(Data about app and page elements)
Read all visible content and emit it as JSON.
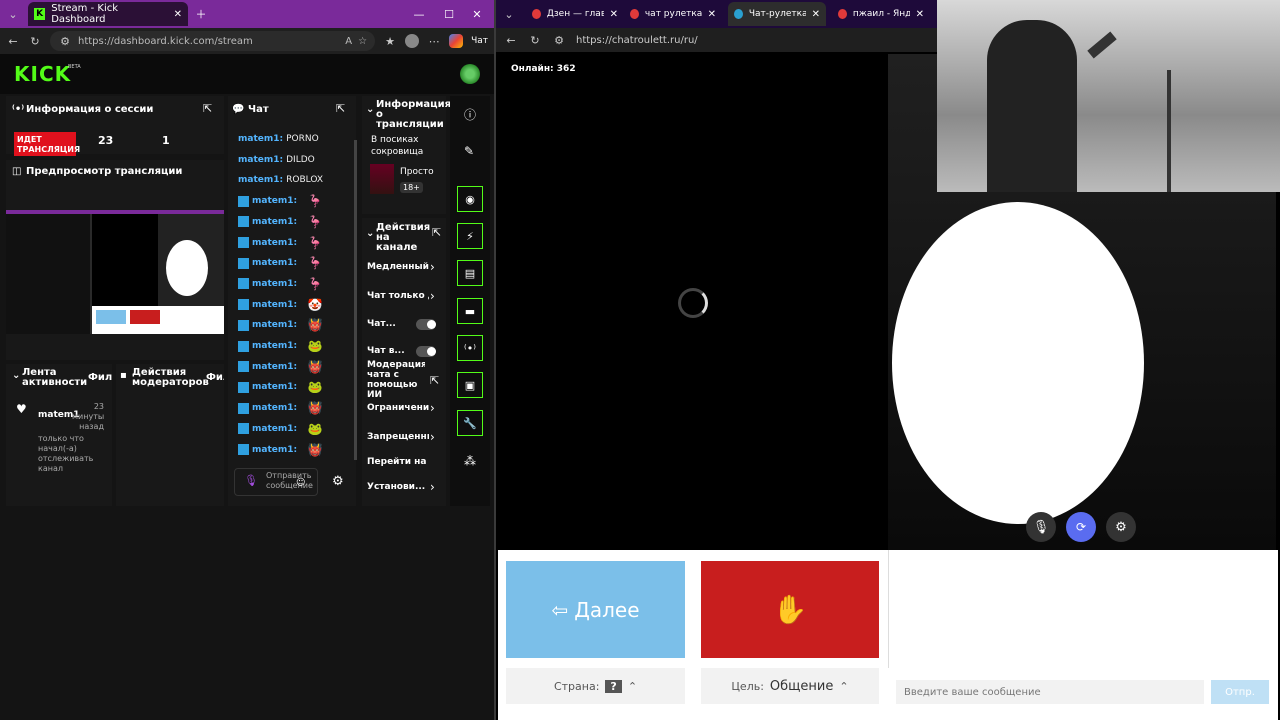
{
  "left": {
    "tab_title": "Stream - Kick Dashboard",
    "url": "https://dashboard.kick.com/stream",
    "right_tab_cut": "Чат",
    "logo": "KICK",
    "beta": "BETA",
    "session": {
      "title": "Информация о сессии",
      "status_badge": "ИДЕТ ТРАНСЛЯЦИЯ",
      "stat1": "23",
      "stat2": "1"
    },
    "preview_title": "Предпросмотр трансляции",
    "activity": {
      "title": "Лента активности",
      "filter": "Фильт",
      "user": "matem1",
      "time": "23 минуты назад",
      "message": "только что начал(-а) отслеживать канал"
    },
    "mod_actions": {
      "title": "Действия модераторов",
      "filter": "Фил"
    },
    "chat": {
      "title": "Чат",
      "username": "matem1:",
      "messages": [
        {
          "text": "PORNO",
          "emote": ""
        },
        {
          "text": "DILDO",
          "emote": ""
        },
        {
          "text": "ROBLOX",
          "emote": ""
        },
        {
          "text": "",
          "emote": "🦩"
        },
        {
          "text": "",
          "emote": "🦩"
        },
        {
          "text": "",
          "emote": "🦩"
        },
        {
          "text": "",
          "emote": "🦩"
        },
        {
          "text": "",
          "emote": "🦩"
        },
        {
          "text": "",
          "emote": "🤡"
        },
        {
          "text": "",
          "emote": "👹"
        },
        {
          "text": "",
          "emote": "🐸"
        },
        {
          "text": "",
          "emote": "👹"
        },
        {
          "text": "",
          "emote": "🐸"
        },
        {
          "text": "",
          "emote": "👹"
        },
        {
          "text": "",
          "emote": "🐸"
        },
        {
          "text": "",
          "emote": "👹"
        }
      ],
      "send_placeholder": "Отправить сообщение"
    },
    "stream_info": {
      "title": "Информация о трансляции",
      "stream_title": "В посиках сокровища",
      "category": "Просто",
      "age": "18+"
    },
    "channel_actions": {
      "title": "Действия на канале",
      "items": [
        "Медленный",
        "Чат только д",
        "Чат...",
        "Чат в...",
        "Модерация чата с помощью ИИ",
        "Ограничени",
        "Запрещенны",
        "Перейти на канал",
        "Установи..."
      ]
    }
  },
  "right": {
    "tabs": [
      "Дзен — главная с",
      "чат рулетка — Янд",
      "Чат-рулетка",
      "пжаил - Яндекс"
    ],
    "url": "https://chatroulett.ru/ru/",
    "online": "Онлайн: 362",
    "next_label": "Далее",
    "country_label": "Страна:",
    "country_value": "?",
    "goal_label": "Цель:",
    "goal_value": "Общение",
    "message_placeholder": "Введите ваше сообщение",
    "send_label": "Отпр."
  },
  "colors": {
    "kick_green": "#53fc18",
    "live_red": "#e0111d",
    "next_blue": "#7bbfe9",
    "stop_red": "#c81e1e"
  }
}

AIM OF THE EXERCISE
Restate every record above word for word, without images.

RESPONSE
Read all visible content and emit it as JSON.
{
  "left": {
    "tab_title": "Stream - Kick Dashboard",
    "url": "https://dashboard.kick.com/stream",
    "right_tab_cut": "Чат",
    "logo": "KICK",
    "beta": "BETA",
    "session": {
      "title": "Информация о сессии",
      "status_badge": "ИДЕТ ТРАНСЛЯЦИЯ",
      "stat1": "23",
      "stat2": "1"
    },
    "preview_title": "Предпросмотр трансляции",
    "activity": {
      "title": "Лента активности",
      "filter": "Фильт",
      "user": "matem1",
      "time": "23 минуты назад",
      "message": "только что начал(-а) отслеживать канал"
    },
    "mod_actions": {
      "title": "Действия модераторов",
      "filter": "Фил"
    },
    "chat": {
      "title": "Чат",
      "username": "matem1:",
      "messages": [
        {
          "text": "PORNO",
          "emote": ""
        },
        {
          "text": "DILDO",
          "emote": ""
        },
        {
          "text": "ROBLOX",
          "emote": ""
        },
        {
          "text": "",
          "emote": "🦩"
        },
        {
          "text": "",
          "emote": "🦩"
        },
        {
          "text": "",
          "emote": "🦩"
        },
        {
          "text": "",
          "emote": "🦩"
        },
        {
          "text": "",
          "emote": "🦩"
        },
        {
          "text": "",
          "emote": "🤡"
        },
        {
          "text": "",
          "emote": "👹"
        },
        {
          "text": "",
          "emote": "🐸"
        },
        {
          "text": "",
          "emote": "👹"
        },
        {
          "text": "",
          "emote": "🐸"
        },
        {
          "text": "",
          "emote": "👹"
        },
        {
          "text": "",
          "emote": "🐸"
        },
        {
          "text": "",
          "emote": "👹"
        }
      ],
      "send_placeholder": "Отправить сообщение"
    },
    "stream_info": {
      "title": "Информация о трансляции",
      "stream_title": "В посиках сокровища",
      "category": "Просто",
      "age": "18+"
    },
    "channel_actions": {
      "title": "Действия на канале",
      "items": [
        "Медленный",
        "Чат только д",
        "Чат...",
        "Чат в...",
        "Модерация чата с помощью ИИ",
        "Ограничени",
        "Запрещенны",
        "Перейти на канал",
        "Установи..."
      ]
    }
  },
  "right": {
    "tabs": [
      "Дзен — главная с",
      "чат рулетка — Янд",
      "Чат-рулетка",
      "пжаил - Яндекс"
    ],
    "url": "https://chatroulett.ru/ru/",
    "online": "Онлайн: 362",
    "next_label": "Далее",
    "country_label": "Страна:",
    "country_value": "?",
    "goal_label": "Цель:",
    "goal_value": "Общение",
    "message_placeholder": "Введите ваше сообщение",
    "send_label": "Отпр."
  },
  "colors": {
    "kick_green": "#53fc18",
    "live_red": "#e0111d",
    "next_blue": "#7bbfe9",
    "stop_red": "#c81e1e"
  }
}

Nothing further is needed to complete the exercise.